• _To do_
Report each line of the entries that contains the word "Days", copied in full.

(Stored dataset items)
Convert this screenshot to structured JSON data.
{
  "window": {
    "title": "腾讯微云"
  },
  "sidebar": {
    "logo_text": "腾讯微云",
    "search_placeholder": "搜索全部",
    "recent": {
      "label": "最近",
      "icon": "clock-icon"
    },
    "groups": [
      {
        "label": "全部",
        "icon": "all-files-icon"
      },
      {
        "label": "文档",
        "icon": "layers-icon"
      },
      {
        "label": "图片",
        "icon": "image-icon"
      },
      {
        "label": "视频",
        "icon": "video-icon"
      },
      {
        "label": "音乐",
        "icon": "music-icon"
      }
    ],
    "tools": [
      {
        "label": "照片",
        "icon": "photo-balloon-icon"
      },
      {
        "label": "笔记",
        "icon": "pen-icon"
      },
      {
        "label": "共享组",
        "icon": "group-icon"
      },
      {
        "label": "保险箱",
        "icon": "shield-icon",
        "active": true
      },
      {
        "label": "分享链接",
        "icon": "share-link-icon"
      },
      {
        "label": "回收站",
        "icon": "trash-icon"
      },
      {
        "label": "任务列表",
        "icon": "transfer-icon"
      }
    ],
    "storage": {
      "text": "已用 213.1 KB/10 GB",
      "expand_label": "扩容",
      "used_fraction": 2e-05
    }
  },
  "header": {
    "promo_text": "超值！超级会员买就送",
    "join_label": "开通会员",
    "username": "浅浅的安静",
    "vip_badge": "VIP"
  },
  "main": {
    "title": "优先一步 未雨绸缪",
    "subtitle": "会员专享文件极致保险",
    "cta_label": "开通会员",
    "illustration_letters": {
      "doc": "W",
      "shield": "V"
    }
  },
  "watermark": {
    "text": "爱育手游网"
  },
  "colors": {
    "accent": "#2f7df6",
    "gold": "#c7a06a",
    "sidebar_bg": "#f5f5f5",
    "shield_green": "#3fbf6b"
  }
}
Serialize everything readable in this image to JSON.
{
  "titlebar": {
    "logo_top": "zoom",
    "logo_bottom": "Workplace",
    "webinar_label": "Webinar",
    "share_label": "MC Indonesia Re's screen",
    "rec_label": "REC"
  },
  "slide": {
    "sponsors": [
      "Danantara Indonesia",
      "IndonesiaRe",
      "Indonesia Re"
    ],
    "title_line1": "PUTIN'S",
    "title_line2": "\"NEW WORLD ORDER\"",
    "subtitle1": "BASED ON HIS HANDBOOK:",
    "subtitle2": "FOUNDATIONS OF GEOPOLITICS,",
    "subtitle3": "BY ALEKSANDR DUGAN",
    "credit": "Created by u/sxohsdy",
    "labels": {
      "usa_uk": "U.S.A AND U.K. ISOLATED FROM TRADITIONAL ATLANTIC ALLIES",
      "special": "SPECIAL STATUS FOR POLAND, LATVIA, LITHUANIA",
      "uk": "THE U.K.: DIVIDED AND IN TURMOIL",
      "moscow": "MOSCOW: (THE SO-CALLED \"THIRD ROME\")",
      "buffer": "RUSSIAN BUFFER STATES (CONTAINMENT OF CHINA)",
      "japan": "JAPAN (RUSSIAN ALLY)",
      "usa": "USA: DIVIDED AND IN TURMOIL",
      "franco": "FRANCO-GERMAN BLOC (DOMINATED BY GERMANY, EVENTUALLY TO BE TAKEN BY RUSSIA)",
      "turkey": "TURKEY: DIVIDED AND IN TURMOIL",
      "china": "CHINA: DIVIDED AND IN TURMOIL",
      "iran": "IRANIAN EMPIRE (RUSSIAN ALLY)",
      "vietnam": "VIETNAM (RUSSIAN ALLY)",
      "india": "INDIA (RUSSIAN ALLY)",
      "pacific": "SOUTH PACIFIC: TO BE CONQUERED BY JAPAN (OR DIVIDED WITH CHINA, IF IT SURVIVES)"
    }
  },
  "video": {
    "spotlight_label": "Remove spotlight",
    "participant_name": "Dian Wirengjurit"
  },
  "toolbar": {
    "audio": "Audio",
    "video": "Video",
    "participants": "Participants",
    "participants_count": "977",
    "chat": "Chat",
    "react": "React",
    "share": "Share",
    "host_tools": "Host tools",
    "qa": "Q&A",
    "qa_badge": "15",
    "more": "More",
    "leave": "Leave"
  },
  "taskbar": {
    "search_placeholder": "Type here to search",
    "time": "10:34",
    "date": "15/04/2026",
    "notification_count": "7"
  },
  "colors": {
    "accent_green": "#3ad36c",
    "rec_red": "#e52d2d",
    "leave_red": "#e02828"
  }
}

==

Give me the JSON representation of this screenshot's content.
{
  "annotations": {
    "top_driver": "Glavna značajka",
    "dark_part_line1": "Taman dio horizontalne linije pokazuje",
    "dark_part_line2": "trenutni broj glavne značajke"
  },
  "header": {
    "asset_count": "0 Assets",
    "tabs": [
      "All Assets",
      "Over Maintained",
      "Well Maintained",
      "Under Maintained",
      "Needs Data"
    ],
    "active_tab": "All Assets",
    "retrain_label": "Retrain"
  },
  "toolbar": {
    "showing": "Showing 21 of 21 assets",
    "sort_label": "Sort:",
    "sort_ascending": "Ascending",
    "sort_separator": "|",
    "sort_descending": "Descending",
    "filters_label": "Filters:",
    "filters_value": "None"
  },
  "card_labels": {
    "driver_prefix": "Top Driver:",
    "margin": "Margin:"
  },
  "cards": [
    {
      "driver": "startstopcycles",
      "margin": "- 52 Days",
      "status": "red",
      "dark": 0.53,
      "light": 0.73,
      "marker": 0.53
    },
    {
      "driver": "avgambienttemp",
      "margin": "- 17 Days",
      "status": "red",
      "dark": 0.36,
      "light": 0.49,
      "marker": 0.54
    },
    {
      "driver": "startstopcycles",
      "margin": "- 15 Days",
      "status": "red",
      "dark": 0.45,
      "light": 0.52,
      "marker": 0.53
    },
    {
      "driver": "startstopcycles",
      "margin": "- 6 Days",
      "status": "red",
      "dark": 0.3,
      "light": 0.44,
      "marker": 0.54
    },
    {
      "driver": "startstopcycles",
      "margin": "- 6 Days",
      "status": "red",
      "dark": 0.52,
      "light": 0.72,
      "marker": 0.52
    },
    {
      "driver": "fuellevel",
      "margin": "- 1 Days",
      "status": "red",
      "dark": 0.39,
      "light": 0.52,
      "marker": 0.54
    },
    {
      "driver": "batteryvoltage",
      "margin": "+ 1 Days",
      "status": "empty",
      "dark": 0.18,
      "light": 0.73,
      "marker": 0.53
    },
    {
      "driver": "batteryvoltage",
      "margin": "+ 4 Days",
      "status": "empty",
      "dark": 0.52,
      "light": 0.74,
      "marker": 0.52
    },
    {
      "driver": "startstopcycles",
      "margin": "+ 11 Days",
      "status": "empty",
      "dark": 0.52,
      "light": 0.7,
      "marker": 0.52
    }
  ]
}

• _Result below_
      "margin": "- 52 Days",
      "margin": "- 17 Days",
      "margin": "- 15 Days",
      "margin": "- 6 Days",
      "margin": "- 6 Days",
      "margin": "- 1 Days",
      "margin": "+ 1 Days",
      "margin": "+ 4 Days",
      "margin": "+ 11 Days",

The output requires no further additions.